◆ Work item ◆
Whenever "management" appears in a line of the entries below, that line counts; give the total only.

===== Material provided

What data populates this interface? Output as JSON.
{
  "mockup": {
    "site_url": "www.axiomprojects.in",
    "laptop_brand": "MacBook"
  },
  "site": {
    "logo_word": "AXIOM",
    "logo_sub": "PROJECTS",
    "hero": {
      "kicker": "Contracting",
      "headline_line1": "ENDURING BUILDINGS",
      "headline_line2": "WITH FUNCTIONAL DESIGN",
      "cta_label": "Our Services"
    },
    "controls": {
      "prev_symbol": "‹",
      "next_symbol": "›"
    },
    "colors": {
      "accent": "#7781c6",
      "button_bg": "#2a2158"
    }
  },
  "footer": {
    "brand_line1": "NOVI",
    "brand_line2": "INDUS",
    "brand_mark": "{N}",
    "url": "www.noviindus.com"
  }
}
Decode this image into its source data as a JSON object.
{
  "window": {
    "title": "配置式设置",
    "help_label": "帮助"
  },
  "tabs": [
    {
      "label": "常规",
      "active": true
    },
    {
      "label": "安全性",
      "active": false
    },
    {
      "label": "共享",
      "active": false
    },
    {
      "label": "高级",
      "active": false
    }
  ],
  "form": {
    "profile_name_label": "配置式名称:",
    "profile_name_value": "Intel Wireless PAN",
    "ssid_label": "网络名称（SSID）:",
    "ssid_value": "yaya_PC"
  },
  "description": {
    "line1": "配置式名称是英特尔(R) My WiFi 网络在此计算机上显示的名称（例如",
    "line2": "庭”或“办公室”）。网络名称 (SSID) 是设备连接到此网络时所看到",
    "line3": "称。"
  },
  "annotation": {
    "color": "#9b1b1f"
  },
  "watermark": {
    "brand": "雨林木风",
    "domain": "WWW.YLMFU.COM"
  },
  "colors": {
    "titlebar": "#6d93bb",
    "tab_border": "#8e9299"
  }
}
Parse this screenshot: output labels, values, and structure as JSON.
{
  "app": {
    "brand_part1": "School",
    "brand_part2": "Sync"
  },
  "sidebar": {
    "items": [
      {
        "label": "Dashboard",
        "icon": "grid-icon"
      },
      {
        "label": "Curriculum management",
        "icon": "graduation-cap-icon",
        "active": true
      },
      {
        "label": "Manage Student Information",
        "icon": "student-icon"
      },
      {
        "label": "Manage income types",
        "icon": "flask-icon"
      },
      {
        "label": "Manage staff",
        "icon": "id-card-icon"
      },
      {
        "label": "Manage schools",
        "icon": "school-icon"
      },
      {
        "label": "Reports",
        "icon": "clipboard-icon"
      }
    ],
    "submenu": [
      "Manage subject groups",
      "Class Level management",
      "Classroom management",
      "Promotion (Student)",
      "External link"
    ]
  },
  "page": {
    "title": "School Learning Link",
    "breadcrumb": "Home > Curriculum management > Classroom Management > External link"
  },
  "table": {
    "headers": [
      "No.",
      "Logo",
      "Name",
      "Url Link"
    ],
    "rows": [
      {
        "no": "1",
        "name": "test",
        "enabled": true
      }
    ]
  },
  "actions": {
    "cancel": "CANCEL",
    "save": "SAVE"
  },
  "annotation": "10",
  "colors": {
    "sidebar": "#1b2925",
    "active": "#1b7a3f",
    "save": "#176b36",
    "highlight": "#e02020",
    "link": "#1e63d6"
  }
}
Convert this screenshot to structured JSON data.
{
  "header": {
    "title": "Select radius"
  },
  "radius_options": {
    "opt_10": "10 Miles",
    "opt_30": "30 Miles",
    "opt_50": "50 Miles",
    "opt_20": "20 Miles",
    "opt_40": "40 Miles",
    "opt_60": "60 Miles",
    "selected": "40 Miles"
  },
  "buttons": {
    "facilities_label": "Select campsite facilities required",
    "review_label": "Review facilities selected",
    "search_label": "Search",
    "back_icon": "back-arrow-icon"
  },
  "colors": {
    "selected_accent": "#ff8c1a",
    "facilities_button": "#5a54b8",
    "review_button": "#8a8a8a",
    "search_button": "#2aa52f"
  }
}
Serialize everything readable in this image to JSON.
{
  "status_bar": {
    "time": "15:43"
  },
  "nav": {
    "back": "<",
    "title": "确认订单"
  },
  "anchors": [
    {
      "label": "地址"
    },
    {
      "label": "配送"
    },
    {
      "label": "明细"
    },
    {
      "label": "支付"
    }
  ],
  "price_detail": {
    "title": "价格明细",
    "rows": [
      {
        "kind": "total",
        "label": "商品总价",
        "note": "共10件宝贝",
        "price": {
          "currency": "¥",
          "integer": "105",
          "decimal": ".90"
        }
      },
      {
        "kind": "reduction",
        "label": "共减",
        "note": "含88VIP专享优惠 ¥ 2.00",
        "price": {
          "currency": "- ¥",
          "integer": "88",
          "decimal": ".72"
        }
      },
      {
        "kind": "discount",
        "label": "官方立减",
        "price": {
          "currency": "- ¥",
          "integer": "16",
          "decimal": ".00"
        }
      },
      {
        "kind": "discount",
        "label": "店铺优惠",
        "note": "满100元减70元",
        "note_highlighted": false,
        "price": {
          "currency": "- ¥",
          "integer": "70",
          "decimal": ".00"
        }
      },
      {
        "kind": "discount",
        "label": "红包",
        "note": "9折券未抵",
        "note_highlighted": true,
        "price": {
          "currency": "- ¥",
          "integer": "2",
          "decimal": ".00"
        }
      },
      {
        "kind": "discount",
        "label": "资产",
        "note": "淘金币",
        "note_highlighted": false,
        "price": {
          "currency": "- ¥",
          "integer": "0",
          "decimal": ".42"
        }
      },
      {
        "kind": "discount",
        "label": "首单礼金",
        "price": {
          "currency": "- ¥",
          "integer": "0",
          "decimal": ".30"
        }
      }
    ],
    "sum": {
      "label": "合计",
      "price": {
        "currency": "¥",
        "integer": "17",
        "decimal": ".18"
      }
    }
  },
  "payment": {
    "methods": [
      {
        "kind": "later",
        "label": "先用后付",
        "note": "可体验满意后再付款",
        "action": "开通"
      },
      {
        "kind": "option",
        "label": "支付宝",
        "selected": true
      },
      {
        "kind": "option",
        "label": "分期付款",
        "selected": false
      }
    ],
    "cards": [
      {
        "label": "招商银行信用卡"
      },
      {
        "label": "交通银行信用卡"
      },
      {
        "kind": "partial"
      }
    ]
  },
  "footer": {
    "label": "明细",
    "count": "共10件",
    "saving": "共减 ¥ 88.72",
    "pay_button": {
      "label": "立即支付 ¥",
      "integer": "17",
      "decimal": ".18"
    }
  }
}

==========

◆ Result of the exercise ◆
4